Now, let me say from the get-go I came in with two perceived biases. One, we are huge customers of Restoration Hardware and use their stuff whenever we remodel anything. Two, I had to get someone to carry up the stairs the darned source book, their new catalog that arrived two weeks ago, because it's real heavy and I have a bad L-5 thing going on with my lower back. It still sits on the kitchen table. I promise myself to get to it.
But I wasn't ready for the blowout vision of a call that starts out with CEO Gary Friedman saying that he had recently pulled up with someone who said to him "you might be the most misunderstood company in Wall Street." Friedman recognized something I have heard only from Starbucks (SBUX) CEO Howard Schultz. He said that he has to define his company or else the industry-best 18% comparable-sales numbers and the dramatic guide up would simply be dismissed as a fluke.

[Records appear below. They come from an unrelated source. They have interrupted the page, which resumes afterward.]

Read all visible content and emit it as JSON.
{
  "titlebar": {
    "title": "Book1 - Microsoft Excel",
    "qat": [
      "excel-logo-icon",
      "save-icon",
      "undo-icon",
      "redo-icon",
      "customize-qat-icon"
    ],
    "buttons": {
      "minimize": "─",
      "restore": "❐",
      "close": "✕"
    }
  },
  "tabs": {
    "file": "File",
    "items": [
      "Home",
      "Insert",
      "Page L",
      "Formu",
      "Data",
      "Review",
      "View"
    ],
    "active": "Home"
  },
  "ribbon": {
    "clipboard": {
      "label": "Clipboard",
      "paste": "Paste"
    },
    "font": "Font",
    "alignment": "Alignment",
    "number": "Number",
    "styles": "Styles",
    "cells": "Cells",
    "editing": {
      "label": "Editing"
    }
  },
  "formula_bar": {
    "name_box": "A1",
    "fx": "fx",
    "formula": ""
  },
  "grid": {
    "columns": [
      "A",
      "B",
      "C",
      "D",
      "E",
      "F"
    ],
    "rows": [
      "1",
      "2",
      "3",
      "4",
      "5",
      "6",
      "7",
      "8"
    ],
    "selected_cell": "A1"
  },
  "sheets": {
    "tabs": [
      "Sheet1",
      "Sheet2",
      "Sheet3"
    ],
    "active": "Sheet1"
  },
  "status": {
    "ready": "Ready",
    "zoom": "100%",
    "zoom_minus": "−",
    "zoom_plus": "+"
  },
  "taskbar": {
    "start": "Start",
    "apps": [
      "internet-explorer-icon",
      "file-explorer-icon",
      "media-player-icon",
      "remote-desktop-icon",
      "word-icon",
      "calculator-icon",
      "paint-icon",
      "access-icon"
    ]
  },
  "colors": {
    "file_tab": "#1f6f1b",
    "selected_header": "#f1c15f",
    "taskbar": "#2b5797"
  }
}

He knew he had to explain that the company is revolutionizing the bricks-and-mortar and catalogue businesses in a way that could be multiyear and long-lasting, so that the increase in the stock doesn't seem like one big short squeeze.
And I think he did it, laying out a series of strategies about delivering the best, whether it be Belgian linens or Italian bedding -- he's the biggest importer of these -- or Thai silk, and doing it in a way that's much lower-priced but with much higher quality than everyone else. He's delivering the product in a setting that's unique, to say the least. He's got a showroom-to-source book-to-Web site strategy that might have every other retailer beat.
You put it all together and you recognize that Friedman is, literally, reinventing the model of luxury and his "We are like a $1.6 billion start-up" line midway through his opening comments isn't hyperbole. He has created the home brand for luxury, the one place that people who are wealthy or aspirational will shop and shop with gusto.
Let's play baseball for a minute. How many times have you heard a CEO say we are in "the early innings" of these changes? This transformation is truly in maybe the second or third and I don't use first because there have already been too many beautiful galleries opened to be dismissive and say we are in inning one.
Is it lasting? I think it is, because Restoration Hardware might be the savior to the part of the real estate investment trust industry devoted to luxury malls. This company basically wants that department store space, that anchor designation that so many others no longer crave or can't afford or can't live up to. For Restoration, it's strictly the bigger and the more beautiful the better.
That's why, at the conclusion of the call, I understood why Restoration has been able to outperform the industry for four consecutive years, generating revenue growth of more than 25%, and why it could continue to do so. It's why I get that this will not be the last accelerating revenue-growth quarter and there might be many more. It's why the stock's rally today is not a fluke at all.
Oh, and that catalogue that's so heavy? Turns out that it's a dramatic decline in paper use, ten source books a year goes down to one, a 70% cut in page circulation, something that only 0.1% of recipients has squawked about in the social media that RH monitors. Looks like they've even figured that one out, too.
Action Alerts PLUS, which Cramer co-manages as a charitable trust, has no positions in the stocks mentioned.